== TASK BRIEF ==
The answer must be one number: the count of lines in the data below that include "argv".

== EXERCISE MATERIALS ==
————————

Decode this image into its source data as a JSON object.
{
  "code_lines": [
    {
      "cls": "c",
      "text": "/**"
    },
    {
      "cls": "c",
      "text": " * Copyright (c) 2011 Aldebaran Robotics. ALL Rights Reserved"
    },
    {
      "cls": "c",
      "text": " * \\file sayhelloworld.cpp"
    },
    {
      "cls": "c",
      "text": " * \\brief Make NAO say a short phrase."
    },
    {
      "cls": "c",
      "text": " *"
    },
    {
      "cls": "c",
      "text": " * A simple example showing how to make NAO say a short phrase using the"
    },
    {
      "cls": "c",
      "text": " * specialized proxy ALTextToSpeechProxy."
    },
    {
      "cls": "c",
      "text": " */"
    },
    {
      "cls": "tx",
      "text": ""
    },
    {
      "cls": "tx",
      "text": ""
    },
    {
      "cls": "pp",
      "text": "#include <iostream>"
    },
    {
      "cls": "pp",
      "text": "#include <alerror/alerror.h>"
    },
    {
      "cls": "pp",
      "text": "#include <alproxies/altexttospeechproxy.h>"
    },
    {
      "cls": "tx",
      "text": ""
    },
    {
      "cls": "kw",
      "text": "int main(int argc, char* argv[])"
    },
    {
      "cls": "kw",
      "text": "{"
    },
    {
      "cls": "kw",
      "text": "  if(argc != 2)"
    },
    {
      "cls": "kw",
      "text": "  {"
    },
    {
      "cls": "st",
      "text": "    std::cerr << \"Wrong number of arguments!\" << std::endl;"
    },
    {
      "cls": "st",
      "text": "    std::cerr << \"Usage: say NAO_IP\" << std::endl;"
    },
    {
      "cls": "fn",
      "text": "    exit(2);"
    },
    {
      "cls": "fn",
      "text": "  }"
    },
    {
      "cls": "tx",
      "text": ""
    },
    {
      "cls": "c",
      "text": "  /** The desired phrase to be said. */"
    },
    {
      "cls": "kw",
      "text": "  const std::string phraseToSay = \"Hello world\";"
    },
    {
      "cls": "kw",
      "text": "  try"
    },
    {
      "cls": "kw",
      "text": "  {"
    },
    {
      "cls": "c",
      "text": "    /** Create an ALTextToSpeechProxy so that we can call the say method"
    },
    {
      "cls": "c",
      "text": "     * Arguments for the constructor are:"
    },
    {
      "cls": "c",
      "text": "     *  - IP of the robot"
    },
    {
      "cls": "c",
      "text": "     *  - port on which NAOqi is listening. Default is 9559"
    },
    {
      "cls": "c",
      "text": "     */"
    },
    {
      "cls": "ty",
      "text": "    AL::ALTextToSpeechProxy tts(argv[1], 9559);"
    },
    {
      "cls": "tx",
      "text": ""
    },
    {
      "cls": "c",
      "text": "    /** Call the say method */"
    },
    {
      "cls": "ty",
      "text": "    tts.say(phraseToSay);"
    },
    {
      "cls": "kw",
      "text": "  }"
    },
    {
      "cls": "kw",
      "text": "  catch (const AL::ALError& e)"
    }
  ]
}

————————

== RESULT OF THE EXERCISE ==
2